Prime Minister Vladimir Putin ordered officials to recalculate the 2009 budget taking into account the lower oil price. The new budget is likely to have a deficit, which Russia plans to cover from its rainy day oil funds. Economy Minister Elvira Nabiullina said earlier she saw the rouble at an average of 35.1 to the dollar in 2009, according to the forecast.
Inflation in Russia has been 1.2% so far this year, against 1.8% for the same period last year, the Federal Statistics Service said. Between January 13 and January 19 consumer prices increased 0.4%. According to government officials and experts, inflation for the whole of January is expected to be lower than in January 2008 but could rise in February.

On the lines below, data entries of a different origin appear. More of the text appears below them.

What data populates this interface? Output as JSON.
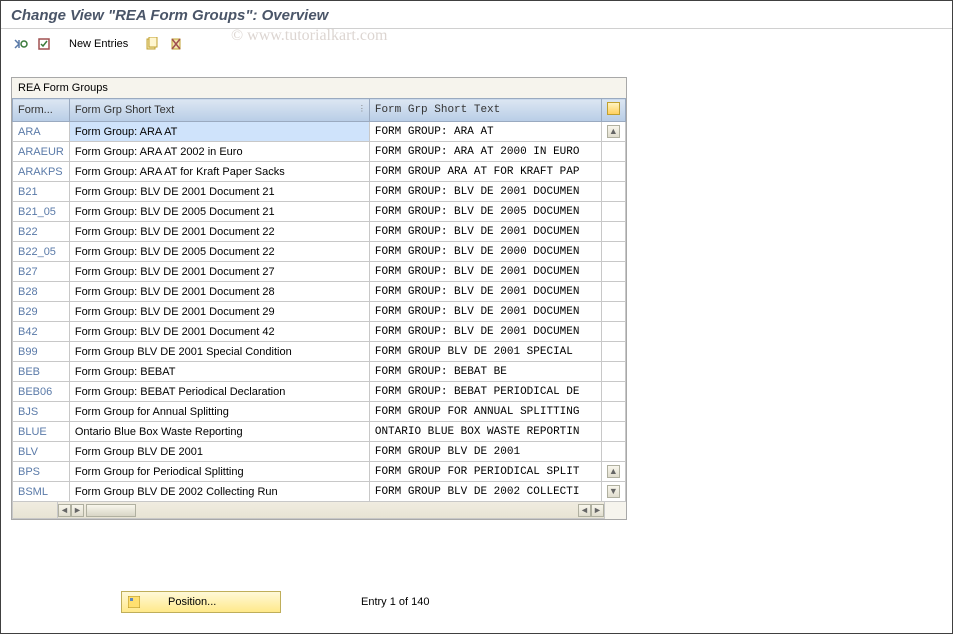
{
  "title": "Change View \"REA Form Groups\": Overview",
  "watermark": "© www.tutorialkart.com",
  "toolbar": {
    "new_entries": "New Entries"
  },
  "table": {
    "title": "REA Form Groups",
    "columns": {
      "code": "Form...",
      "txt1": "Form Grp Short Text",
      "txt2": "Form Grp Short Text"
    },
    "rows": [
      {
        "code": "ARA",
        "t1": "Form Group: ARA AT",
        "t2": "FORM GROUP: ARA AT",
        "sel": true
      },
      {
        "code": "ARAEUR",
        "t1": "Form Group: ARA AT 2002 in Euro",
        "t2": "FORM GROUP: ARA AT 2000 IN EURO"
      },
      {
        "code": "ARAKPS",
        "t1": "Form Group: ARA AT for Kraft Paper Sacks",
        "t2": "FORM GROUP ARA AT FOR KRAFT PAP"
      },
      {
        "code": "B21",
        "t1": "Form Group: BLV DE 2001 Document 21",
        "t2": "FORM GROUP: BLV DE 2001 DOCUMEN"
      },
      {
        "code": "B21_05",
        "t1": "Form Group: BLV DE 2005 Document 21",
        "t2": "FORM GROUP: BLV DE 2005 DOCUMEN"
      },
      {
        "code": "B22",
        "t1": "Form Group: BLV DE 2001 Document 22",
        "t2": "FORM GROUP: BLV DE 2001 DOCUMEN"
      },
      {
        "code": "B22_05",
        "t1": "Form Group: BLV  DE 2005 Document 22",
        "t2": "FORM GROUP: BLV DE 2000 DOCUMEN"
      },
      {
        "code": "B27",
        "t1": "Form Group: BLV DE 2001 Document 27",
        "t2": "FORM GROUP: BLV DE 2001 DOCUMEN"
      },
      {
        "code": "B28",
        "t1": "Form Group: BLV DE 2001 Document 28",
        "t2": "FORM GROUP: BLV DE 2001 DOCUMEN"
      },
      {
        "code": "B29",
        "t1": "Form Group: BLV DE 2001 Document 29",
        "t2": "FORM GROUP: BLV DE 2001 DOCUMEN"
      },
      {
        "code": "B42",
        "t1": "Form Group: BLV DE 2001 Document 42",
        "t2": "FORM GROUP: BLV DE 2001 DOCUMEN"
      },
      {
        "code": "B99",
        "t1": "Form Group BLV DE 2001 Special Condition",
        "t2": "FORM GROUP BLV DE 2001 SPECIAL"
      },
      {
        "code": "BEB",
        "t1": "Form Group: BEBAT",
        "t2": "FORM GROUP: BEBAT BE"
      },
      {
        "code": "BEB06",
        "t1": "Form Group: BEBAT Periodical Declaration",
        "t2": "FORM GROUP: BEBAT PERIODICAL DE"
      },
      {
        "code": "BJS",
        "t1": "Form Group for Annual Splitting",
        "t2": "FORM GROUP FOR ANNUAL SPLITTING"
      },
      {
        "code": "BLUE",
        "t1": "Ontario Blue Box Waste Reporting",
        "t2": "ONTARIO BLUE BOX WASTE REPORTIN"
      },
      {
        "code": "BLV",
        "t1": "Form Group BLV DE 2001",
        "t2": "FORM GROUP BLV DE 2001"
      },
      {
        "code": "BPS",
        "t1": "Form Group for Periodical Splitting",
        "t2": "FORM GROUP FOR PERIODICAL SPLIT"
      },
      {
        "code": "BSML",
        "t1": "Form Group BLV DE 2002 Collecting Run",
        "t2": "FORM GROUP BLV DE 2002 COLLECTI"
      }
    ]
  },
  "footer": {
    "position_label": "Position...",
    "entry_text": "Entry 1 of 140"
  }
}
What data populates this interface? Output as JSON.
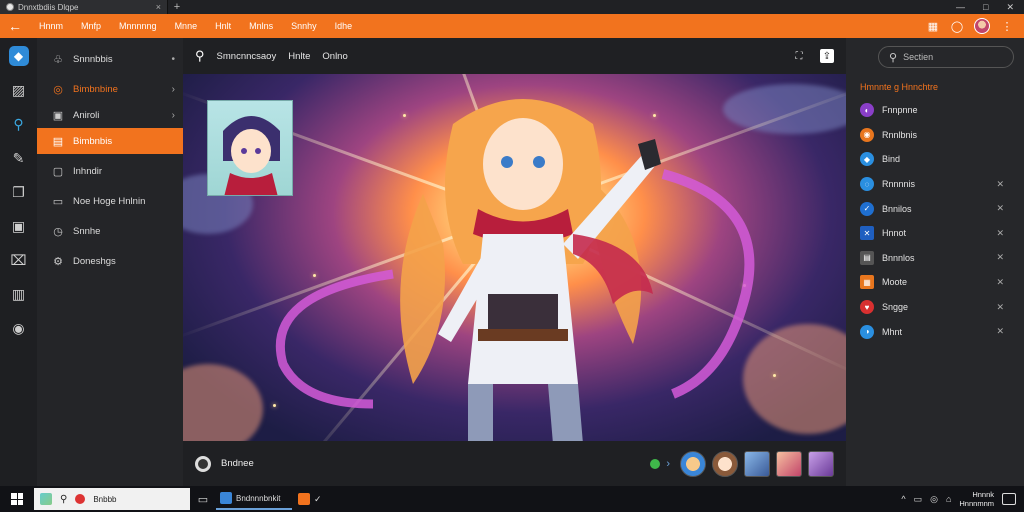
{
  "browser": {
    "tab_title": "Dnnxtbdiis Dlqpe",
    "tab_close": "×",
    "new_tab": "+",
    "controls": [
      "—",
      "□",
      "✕"
    ]
  },
  "menubar": {
    "back": "←",
    "items": [
      "Hnnm",
      "Mnfp",
      "Mnnnnng",
      "Mnne",
      "Hnlt",
      "Mnlns",
      "Snnhy",
      "Idhe"
    ],
    "accent": "#f2731e"
  },
  "rail": {
    "icons": [
      "brand-icon",
      "image-icon",
      "search-icon",
      "pen-icon",
      "layers-icon",
      "frame-icon",
      "gift-icon",
      "film-icon",
      "disc-icon"
    ]
  },
  "nav": {
    "items": [
      {
        "label": "Snnnbbis",
        "icon": "♧",
        "chevron": "•"
      },
      {
        "label": "Bimbnbine",
        "icon": "◎",
        "chevron": "›",
        "section": true
      },
      {
        "label": "Aniroli",
        "icon": "▣",
        "chevron": "›"
      },
      {
        "label": "Bimbnbis",
        "icon": "▤",
        "chevron": "",
        "selected": true
      },
      {
        "label": "Inhndir",
        "icon": "▢",
        "chevron": ""
      },
      {
        "label": "Noe Hoge Hnlnin",
        "icon": "▭",
        "chevron": ""
      },
      {
        "label": "Snnhe",
        "icon": "◷",
        "chevron": ""
      },
      {
        "label": "Doneshgs",
        "icon": "⚙",
        "chevron": ""
      }
    ]
  },
  "toolbar": {
    "items": [
      "Smncnncsaoy",
      "Hnlte",
      "Onlno"
    ],
    "right_icons": [
      "expand-icon",
      "share-icon"
    ]
  },
  "bottombar": {
    "label": "Bndnee"
  },
  "rpanel": {
    "search_placeholder": "Sectien",
    "title": "Hmnnte g Hnnchtre",
    "items": [
      {
        "label": "Fnnpnne",
        "color": "#8a3fc8",
        "glyph": "◐",
        "close": ""
      },
      {
        "label": "Rnnlbnis",
        "color": "#e8761e",
        "glyph": "◉",
        "close": ""
      },
      {
        "label": "Bind",
        "color": "#2a8fe0",
        "glyph": "◆",
        "close": ""
      },
      {
        "label": "Rnnnnis",
        "color": "#2a8fe0",
        "glyph": "◌",
        "close": "✕"
      },
      {
        "label": "Bnnilos",
        "color": "#1f6fd0",
        "glyph": "✓",
        "close": "✕"
      },
      {
        "label": "Hnnot",
        "color": "#1f5fc0",
        "glyph": "✕",
        "close": "✕",
        "square": true
      },
      {
        "label": "Bnnnlos",
        "color": "#555",
        "glyph": "▤",
        "close": "✕",
        "square": true
      },
      {
        "label": "Moote",
        "color": "#e8761e",
        "glyph": "▦",
        "close": "✕",
        "square": true
      },
      {
        "label": "Sngge",
        "color": "#d83030",
        "glyph": "♥",
        "close": "✕"
      },
      {
        "label": "Mhnt",
        "color": "#2a8fe0",
        "glyph": "◑",
        "close": "✕"
      }
    ]
  },
  "taskbar": {
    "search_text": "Bnbbb",
    "active_app": "Bndnnnbnkit",
    "tray_icons": [
      "^",
      "▭",
      "◎",
      "⌂"
    ],
    "clock_time": "Hnnnk",
    "clock_date": "Hnnnmnm"
  }
}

Finance Minister Alexei Kudrin said Monday that Russian consumer prices could grow 13% in 2009. In 2008, Russia`s inflation reached 13.3%, according to the Federal Statistics Service. Russia`s consumer prices could grow 13% in 2009, Russian Finance Minister Alexei Kudrin said at the Asian Financial Forum. In 2008, Russia`s inflation reached 13.3%, according to Russia`s state statistics service, Kudrin said on the first day of the two-day forum in Hong Kong. "We expected it [inflation] to fall to 11%, but in connection with (the ruble`s) devaluation which will affect the growth of prices for imports, we now expect it to be around 13%," said Kudrin, who is also a deputy prime minister. - 01.02.2009 17:50